Action item: Give the entries again in full. Nothing may be altered.

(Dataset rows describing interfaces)
== Segment start ==

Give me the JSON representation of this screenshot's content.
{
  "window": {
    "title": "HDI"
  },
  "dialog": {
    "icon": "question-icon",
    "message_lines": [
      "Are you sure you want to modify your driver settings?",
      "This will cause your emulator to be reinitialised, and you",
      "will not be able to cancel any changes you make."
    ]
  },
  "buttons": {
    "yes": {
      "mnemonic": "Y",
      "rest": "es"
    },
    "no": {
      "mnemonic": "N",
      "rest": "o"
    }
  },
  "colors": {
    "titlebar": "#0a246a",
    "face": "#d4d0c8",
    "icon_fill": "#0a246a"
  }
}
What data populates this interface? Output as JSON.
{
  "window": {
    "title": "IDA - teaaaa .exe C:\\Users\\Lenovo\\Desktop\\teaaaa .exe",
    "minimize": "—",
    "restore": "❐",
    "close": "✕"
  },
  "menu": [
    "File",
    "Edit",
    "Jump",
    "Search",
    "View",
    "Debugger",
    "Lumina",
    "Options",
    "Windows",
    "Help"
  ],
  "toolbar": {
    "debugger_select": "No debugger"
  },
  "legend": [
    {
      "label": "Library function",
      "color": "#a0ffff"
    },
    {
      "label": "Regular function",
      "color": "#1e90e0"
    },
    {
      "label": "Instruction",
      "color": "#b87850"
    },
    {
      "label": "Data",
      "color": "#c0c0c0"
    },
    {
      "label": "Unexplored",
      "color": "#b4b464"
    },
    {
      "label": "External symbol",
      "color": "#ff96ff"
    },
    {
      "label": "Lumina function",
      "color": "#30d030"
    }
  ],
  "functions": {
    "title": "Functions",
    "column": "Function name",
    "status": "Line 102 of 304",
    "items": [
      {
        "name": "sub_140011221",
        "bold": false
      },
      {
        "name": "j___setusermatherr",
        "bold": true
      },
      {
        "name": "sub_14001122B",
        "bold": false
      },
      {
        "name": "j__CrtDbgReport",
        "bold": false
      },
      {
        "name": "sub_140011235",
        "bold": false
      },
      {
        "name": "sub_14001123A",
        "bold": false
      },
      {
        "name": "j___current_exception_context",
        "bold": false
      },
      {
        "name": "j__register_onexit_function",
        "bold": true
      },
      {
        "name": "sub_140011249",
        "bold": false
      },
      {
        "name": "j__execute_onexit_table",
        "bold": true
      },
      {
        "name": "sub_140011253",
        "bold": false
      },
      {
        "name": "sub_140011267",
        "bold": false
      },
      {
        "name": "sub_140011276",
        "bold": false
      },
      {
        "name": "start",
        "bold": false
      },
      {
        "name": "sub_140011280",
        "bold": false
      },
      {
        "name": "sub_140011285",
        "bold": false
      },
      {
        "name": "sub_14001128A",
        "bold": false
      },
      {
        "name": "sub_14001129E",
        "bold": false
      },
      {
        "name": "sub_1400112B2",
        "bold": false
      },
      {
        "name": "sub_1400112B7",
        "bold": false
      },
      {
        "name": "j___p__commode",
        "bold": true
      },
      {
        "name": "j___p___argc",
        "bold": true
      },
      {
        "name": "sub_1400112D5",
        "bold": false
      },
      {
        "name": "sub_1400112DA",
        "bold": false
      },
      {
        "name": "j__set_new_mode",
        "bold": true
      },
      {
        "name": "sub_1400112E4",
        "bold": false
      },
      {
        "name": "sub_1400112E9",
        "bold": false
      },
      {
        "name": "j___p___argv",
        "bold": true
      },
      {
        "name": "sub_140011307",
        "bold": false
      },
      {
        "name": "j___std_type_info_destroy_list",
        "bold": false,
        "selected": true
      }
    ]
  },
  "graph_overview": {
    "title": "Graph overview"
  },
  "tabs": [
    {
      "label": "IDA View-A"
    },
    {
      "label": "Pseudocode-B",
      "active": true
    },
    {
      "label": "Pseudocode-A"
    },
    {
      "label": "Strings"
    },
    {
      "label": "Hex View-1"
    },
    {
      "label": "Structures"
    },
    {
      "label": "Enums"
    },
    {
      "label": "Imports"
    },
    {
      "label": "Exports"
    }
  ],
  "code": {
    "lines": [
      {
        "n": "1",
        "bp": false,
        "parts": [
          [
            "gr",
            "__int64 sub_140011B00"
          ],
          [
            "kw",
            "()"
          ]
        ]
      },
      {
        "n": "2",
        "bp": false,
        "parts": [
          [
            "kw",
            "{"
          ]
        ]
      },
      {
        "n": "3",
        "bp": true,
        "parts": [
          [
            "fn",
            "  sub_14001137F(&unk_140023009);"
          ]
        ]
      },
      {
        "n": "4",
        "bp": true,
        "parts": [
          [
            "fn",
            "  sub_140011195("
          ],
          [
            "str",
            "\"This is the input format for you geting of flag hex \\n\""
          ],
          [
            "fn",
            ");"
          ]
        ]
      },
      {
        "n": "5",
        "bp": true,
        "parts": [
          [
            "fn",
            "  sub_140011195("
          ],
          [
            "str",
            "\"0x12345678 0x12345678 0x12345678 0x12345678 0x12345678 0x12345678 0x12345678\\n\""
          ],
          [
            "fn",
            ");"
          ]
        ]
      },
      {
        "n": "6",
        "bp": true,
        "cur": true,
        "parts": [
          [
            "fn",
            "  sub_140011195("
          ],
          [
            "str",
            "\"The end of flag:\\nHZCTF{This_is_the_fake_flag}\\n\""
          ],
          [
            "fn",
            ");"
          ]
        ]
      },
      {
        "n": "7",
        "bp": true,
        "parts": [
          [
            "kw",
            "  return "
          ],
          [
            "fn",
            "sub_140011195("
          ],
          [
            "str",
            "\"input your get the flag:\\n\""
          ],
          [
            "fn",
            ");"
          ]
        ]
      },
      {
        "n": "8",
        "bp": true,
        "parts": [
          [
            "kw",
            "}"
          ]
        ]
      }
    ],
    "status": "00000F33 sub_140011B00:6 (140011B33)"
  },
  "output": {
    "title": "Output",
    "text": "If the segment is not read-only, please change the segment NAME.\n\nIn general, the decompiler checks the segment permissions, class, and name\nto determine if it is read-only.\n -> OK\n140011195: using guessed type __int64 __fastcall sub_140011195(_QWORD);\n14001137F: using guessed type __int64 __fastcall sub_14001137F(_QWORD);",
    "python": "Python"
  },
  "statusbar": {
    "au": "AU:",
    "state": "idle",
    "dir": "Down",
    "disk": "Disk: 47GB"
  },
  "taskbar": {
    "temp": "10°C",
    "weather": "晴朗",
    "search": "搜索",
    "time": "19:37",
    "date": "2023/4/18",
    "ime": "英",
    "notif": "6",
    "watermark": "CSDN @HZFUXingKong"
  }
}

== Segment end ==

Answer below:
Give me the JSON representation of this screenshot's content.
{
  "window": {
    "title": "HDI"
  },
  "dialog": {
    "icon": "question-icon",
    "message_lines": [
      "Are you sure you want to modify your driver settings?",
      "This will cause your emulator to be reinitialised, and you",
      "will not be able to cancel any changes you make."
    ]
  },
  "buttons": {
    "yes": {
      "mnemonic": "Y",
      "rest": "es"
    },
    "no": {
      "mnemonic": "N",
      "rest": "o"
    }
  },
  "colors": {
    "titlebar": "#0a246a",
    "face": "#d4d0c8",
    "icon_fill": "#0a246a"
  }
}
What data populates this interface? Output as JSON.
{
  "window": {
    "title": "IDA - teaaaa .exe C:\\Users\\Lenovo\\Desktop\\teaaaa .exe",
    "minimize": "—",
    "restore": "❐",
    "close": "✕"
  },
  "menu": [
    "File",
    "Edit",
    "Jump",
    "Search",
    "View",
    "Debugger",
    "Lumina",
    "Options",
    "Windows",
    "Help"
  ],
  "toolbar": {
    "debugger_select": "No debugger"
  },
  "legend": [
    {
      "label": "Library function",
      "color": "#a0ffff"
    },
    {
      "label": "Regular function",
      "color": "#1e90e0"
    },
    {
      "label": "Instruction",
      "color": "#b87850"
    },
    {
      "label": "Data",
      "color": "#c0c0c0"
    },
    {
      "label": "Unexplored",
      "color": "#b4b464"
    },
    {
      "label": "External symbol",
      "color": "#ff96ff"
    },
    {
      "label": "Lumina function",
      "color": "#30d030"
    }
  ],
  "functions": {
    "title": "Functions",
    "column": "Function name",
    "status": "Line 102 of 304",
    "items": [
      {
        "name": "sub_140011221",
        "bold": false
      },
      {
        "name": "j___setusermatherr",
        "bold": true
      },
      {
        "name": "sub_14001122B",
        "bold": false
      },
      {
        "name": "j__CrtDbgReport",
        "bold": false
      },
      {
        "name": "sub_140011235",
        "bold": false
      },
      {
        "name": "sub_14001123A",
        "bold": false
      },
      {
        "name": "j___current_exception_context",
        "bold": false
      },
      {
        "name": "j__register_onexit_function",
        "bold": true
      },
      {
        "name": "sub_140011249",
        "bold": false
      },
      {
        "name": "j__execute_onexit_table",
        "bold": true
      },
      {
        "name": "sub_140011253",
        "bold": false
      },
      {
        "name": "sub_140011267",
        "bold": false
      },
      {
        "name": "sub_140011276",
        "bold": false
      },
      {
        "name": "start",
        "bold": false
      },
      {
        "name": "sub_140011280",
        "bold": false
      },
      {
        "name": "sub_140011285",
        "bold": false
      },
      {
        "name": "sub_14001128A",
        "bold": false
      },
      {
        "name": "sub_14001129E",
        "bold": false
      },
      {
        "name": "sub_1400112B2",
        "bold": false
      },
      {
        "name": "sub_1400112B7",
        "bold": false
      },
      {
        "name": "j___p__commode",
        "bold": true
      },
      {
        "name": "j___p___argc",
        "bold": true
      },
      {
        "name": "sub_1400112D5",
        "bold": false
      },
      {
        "name": "sub_1400112DA",
        "bold": false
      },
      {
        "name": "j__set_new_mode",
        "bold": true
      },
      {
        "name": "sub_1400112E4",
        "bold": false
      },
      {
        "name": "sub_1400112E9",
        "bold": false
      },
      {
        "name": "j___p___argv",
        "bold": true
      },
      {
        "name": "sub_140011307",
        "bold": false
      },
      {
        "name": "j___std_type_info_destroy_list",
        "bold": false,
        "selected": true
      }
    ]
  },
  "graph_overview": {
    "title": "Graph overview"
  },
  "tabs": [
    {
      "label": "IDA View-A"
    },
    {
      "label": "Pseudocode-B",
      "active": true
    },
    {
      "label": "Pseudocode-A"
    },
    {
      "label": "Strings"
    },
    {
      "label": "Hex View-1"
    },
    {
      "label": "Structures"
    },
    {
      "label": "Enums"
    },
    {
      "label": "Imports"
    },
    {
      "label": "Exports"
    }
  ],
  "code": {
    "lines": [
      {
        "n": "1",
        "bp": false,
        "parts": [
          [
            "gr",
            "__int64 sub_140011B00"
          ],
          [
            "kw",
            "()"
          ]
        ]
      },
      {
        "n": "2",
        "bp": false,
        "parts": [
          [
            "kw",
            "{"
          ]
        ]
      },
      {
        "n": "3",
        "bp": true,
        "parts": [
          [
            "fn",
            "  sub_14001137F(&unk_140023009);"
          ]
        ]
      },
      {
        "n": "4",
        "bp": true,
        "parts": [
          [
            "fn",
            "  sub_140011195("
          ],
          [
            "str",
            "\"This is the input format for you geting of flag hex \\n\""
          ],
          [
            "fn",
            ");"
          ]
        ]
      },
      {
        "n": "5",
        "bp": true,
        "parts": [
          [
            "fn",
            "  sub_140011195("
          ],
          [
            "str",
            "\"0x12345678 0x12345678 0x12345678 0x12345678 0x12345678 0x12345678 0x12345678\\n\""
          ],
          [
            "fn",
            ");"
          ]
        ]
      },
      {
        "n": "6",
        "bp": true,
        "cur": true,
        "parts": [
          [
            "fn",
            "  sub_140011195("
          ],
          [
            "str",
            "\"The end of flag:\\nHZCTF{This_is_the_fake_flag}\\n\""
          ],
          [
            "fn",
            ");"
          ]
        ]
      },
      {
        "n": "7",
        "bp": true,
        "parts": [
          [
            "kw",
            "  return "
          ],
          [
            "fn",
            "sub_140011195("
          ],
          [
            "str",
            "\"input your get the flag:\\n\""
          ],
          [
            "fn",
            ");"
          ]
        ]
      },
      {
        "n": "8",
        "bp": true,
        "parts": [
          [
            "kw",
            "}"
          ]
        ]
      }
    ],
    "status": "00000F33 sub_140011B00:6 (140011B33)"
  },
  "output": {
    "title": "Output",
    "text": "If the segment is not read-only, please change the segment NAME.\n\nIn general, the decompiler checks the segment permissions, class, and name\nto determine if it is read-only.\n -> OK\n140011195: using guessed type __int64 __fastcall sub_140011195(_QWORD);\n14001137F: using guessed type __int64 __fastcall sub_14001137F(_QWORD);",
    "python": "Python"
  },
  "statusbar": {
    "au": "AU:",
    "state": "idle",
    "dir": "Down",
    "disk": "Disk: 47GB"
  },
  "taskbar": {
    "temp": "10°C",
    "weather": "晴朗",
    "search": "搜索",
    "time": "19:37",
    "date": "2023/4/18",
    "ime": "英",
    "notif": "6",
    "watermark": "CSDN @HZFUXingKong"
  }
}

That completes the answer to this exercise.